=== Material shown ===

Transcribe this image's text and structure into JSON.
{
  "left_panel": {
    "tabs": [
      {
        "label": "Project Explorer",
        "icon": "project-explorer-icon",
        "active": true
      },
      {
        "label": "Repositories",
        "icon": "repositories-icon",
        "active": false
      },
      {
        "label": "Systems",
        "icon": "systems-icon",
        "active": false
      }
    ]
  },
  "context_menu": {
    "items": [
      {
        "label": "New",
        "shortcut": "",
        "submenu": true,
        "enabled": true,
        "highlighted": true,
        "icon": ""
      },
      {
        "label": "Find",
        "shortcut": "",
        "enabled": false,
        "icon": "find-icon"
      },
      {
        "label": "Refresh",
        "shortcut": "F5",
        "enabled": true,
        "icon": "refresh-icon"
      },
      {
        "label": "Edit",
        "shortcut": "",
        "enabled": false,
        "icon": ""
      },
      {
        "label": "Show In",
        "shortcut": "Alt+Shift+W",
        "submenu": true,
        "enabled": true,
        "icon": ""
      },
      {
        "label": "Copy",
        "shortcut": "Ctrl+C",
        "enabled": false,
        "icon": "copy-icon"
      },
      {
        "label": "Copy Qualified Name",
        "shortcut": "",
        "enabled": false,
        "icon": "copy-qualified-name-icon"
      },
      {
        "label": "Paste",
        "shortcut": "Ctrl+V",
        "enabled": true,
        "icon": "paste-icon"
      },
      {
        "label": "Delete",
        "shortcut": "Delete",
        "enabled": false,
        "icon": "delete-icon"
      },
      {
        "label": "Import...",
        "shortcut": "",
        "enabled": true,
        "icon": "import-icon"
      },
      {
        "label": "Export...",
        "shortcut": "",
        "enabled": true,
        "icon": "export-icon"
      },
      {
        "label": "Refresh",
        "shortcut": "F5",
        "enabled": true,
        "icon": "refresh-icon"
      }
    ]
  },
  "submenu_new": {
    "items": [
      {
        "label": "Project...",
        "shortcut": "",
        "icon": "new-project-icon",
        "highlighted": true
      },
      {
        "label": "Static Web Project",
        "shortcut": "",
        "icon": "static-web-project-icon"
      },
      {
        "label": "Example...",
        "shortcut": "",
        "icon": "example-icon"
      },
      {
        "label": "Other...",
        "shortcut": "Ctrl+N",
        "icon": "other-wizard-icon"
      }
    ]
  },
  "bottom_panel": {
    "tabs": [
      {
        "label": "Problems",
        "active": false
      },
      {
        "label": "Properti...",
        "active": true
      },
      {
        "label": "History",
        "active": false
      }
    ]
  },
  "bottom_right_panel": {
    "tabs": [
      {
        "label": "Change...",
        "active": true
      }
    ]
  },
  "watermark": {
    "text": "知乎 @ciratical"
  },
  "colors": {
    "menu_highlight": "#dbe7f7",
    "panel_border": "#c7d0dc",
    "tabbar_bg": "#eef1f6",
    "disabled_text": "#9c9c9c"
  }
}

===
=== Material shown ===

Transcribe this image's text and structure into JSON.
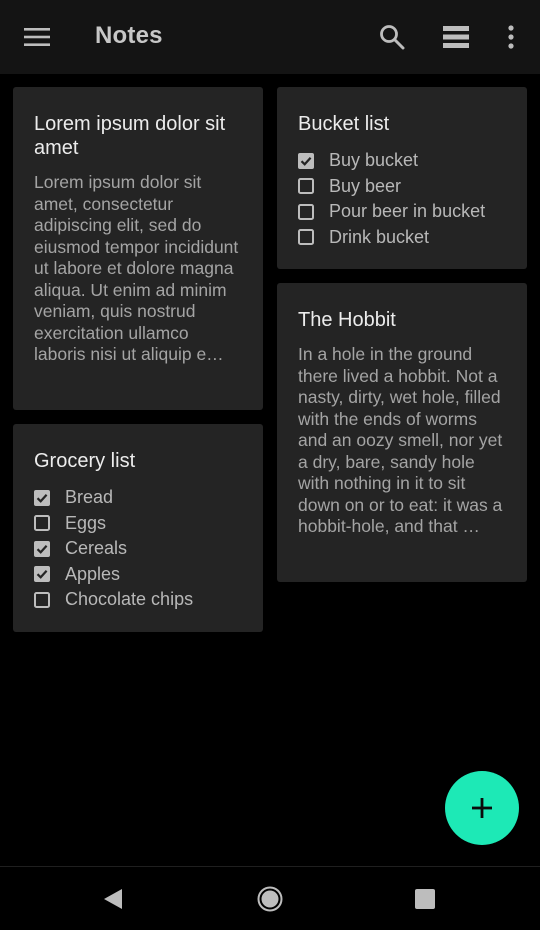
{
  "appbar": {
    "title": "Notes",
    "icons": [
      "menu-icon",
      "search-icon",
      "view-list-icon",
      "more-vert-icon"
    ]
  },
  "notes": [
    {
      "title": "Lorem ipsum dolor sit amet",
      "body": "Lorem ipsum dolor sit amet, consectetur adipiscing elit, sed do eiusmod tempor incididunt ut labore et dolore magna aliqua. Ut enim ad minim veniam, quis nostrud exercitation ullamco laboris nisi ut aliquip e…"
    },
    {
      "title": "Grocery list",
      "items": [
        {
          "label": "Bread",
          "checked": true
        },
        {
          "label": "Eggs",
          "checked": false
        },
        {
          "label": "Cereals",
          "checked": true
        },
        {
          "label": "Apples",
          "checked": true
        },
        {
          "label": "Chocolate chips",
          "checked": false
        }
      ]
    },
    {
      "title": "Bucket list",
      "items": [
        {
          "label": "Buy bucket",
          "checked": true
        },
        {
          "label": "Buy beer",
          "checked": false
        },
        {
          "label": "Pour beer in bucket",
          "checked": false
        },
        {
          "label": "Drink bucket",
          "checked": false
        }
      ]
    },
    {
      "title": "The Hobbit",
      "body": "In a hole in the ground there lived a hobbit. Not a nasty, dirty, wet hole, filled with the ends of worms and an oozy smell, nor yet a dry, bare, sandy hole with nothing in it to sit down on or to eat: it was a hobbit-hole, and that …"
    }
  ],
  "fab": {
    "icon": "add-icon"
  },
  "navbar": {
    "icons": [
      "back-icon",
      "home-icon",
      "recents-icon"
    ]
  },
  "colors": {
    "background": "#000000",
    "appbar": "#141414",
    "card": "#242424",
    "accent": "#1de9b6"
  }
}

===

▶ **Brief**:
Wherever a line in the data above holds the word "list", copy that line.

▶ **Answer space**:
      "view-list-icon",
      "title": "Grocery list",
      "title": "Bucket list",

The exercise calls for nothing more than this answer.